I seemed to remember hearing with deadening regularity that stop-motion animation was dead, that the ease and efficiency of CGI had superceded it and rendered it obsolete. This couldn’t be less true. Actually, this decade has seen more stop-motion feature films made than in any other. Ever. And by a long distance. In the 20th century, there were around 71 stop-mo features. I only say “around” because I don’t trust my own counting, but I think it’s accurate. Since the year 2000, there have been 27 released, with a further 19 in production. It’s certainly true that digital tech makes it easier to capture and edit stop-motion footage, but there’s no getting around the longform, hands-on, painstaking process of moving the models incrementally and photographing them one frame at a time.
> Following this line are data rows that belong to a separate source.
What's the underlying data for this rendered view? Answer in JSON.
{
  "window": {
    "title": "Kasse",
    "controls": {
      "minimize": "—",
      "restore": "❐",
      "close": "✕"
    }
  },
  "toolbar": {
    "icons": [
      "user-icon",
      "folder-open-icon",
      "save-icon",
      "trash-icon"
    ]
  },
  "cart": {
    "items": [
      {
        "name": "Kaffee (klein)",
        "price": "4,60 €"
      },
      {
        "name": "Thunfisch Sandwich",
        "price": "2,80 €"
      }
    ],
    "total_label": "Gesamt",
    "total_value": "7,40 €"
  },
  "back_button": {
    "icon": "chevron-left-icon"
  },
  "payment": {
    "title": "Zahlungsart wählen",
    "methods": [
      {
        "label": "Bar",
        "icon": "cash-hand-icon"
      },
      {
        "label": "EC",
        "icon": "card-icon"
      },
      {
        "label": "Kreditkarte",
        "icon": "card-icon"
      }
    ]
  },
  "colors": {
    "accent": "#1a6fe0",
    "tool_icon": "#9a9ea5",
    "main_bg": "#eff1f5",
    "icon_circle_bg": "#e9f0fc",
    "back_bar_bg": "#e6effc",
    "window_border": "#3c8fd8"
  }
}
It feels like rather an artisanal activity to be overseen by a major studio and dropped into the multiplexes: CGI seems far more suited to the slick packaging of contemporary Hollywood.
Look at the movement of of the animals in the trailer. The fur ruffles, the movement is a little jerky, and faces are not crazily expressive like they tend to be in CG animation.
These side effects of the stop-motion process might be seen as deficiencies, revealing the touch of backstage personnel whose traces are supposed to be wholly effaced. I won’t indulge in any more of my pre-judgements by predicting that Tim Burton’s Alice in Wonderland will have none of the creepy tactility of Jan Švankmajer’s version, but I bet it turns out to be true. Animation is a folk art prone to industrialisation. Stop-motion may have become the mark of soulful indie filmmaking, a neo-Luddite (I don’t use that term in the pejorative sense it was intended to carry) response to the digitisation of cinema. It’ll be interesting to see how the technique meshes with Anderson’s louche dialogue, much of which has reportedly been recorded on location rather than in a controlled studio environment.
But where is Wes Anderson in all this? Originally signed on to oversee the animation, Henry Selick left the project to make Coraline (probably a good choice – innovating an art form rather than referring nostalgically back to its past), and Mark Gustafson took over as animation director. But, according to an inadvertently extraordinary (assuming they didn’t intend to make Anderson look like a clueless buffoon) interview with the animators in this month’s Empire, he’s keeping his distance from the set and directing via e-mail, sending in his favourite DVDs to give an impression of what he’d like to see. Cinematographer Tristan Oliver, asked about his working relationship with Anderson, replies:
I think Wes doesn’t understand what you can do, and he often wants us to do what you can’t do, and the length of time the process takes … I don’t think he quite comprehends that, and how difficult it is to change something once you’ve started. It takes a big amount of someone’s time to change a very small thing. I think he also doesn’t understand that an animator is a performer. An animator is an actor. And this is the secret to animation: you direct your animator, you do not direct the puppet, because the puppet is an inanimate object. You direct an animator as if you’re directing an actor, and they will give you a performance. So we’ll get a note back from Wes saying “that arm movement is wrong.” But that arm movement is part of a fluid performance. And that has been really quite difficult for the animators.
Even without an absent director, animators must already be wound pretty tight. Reminds me of this: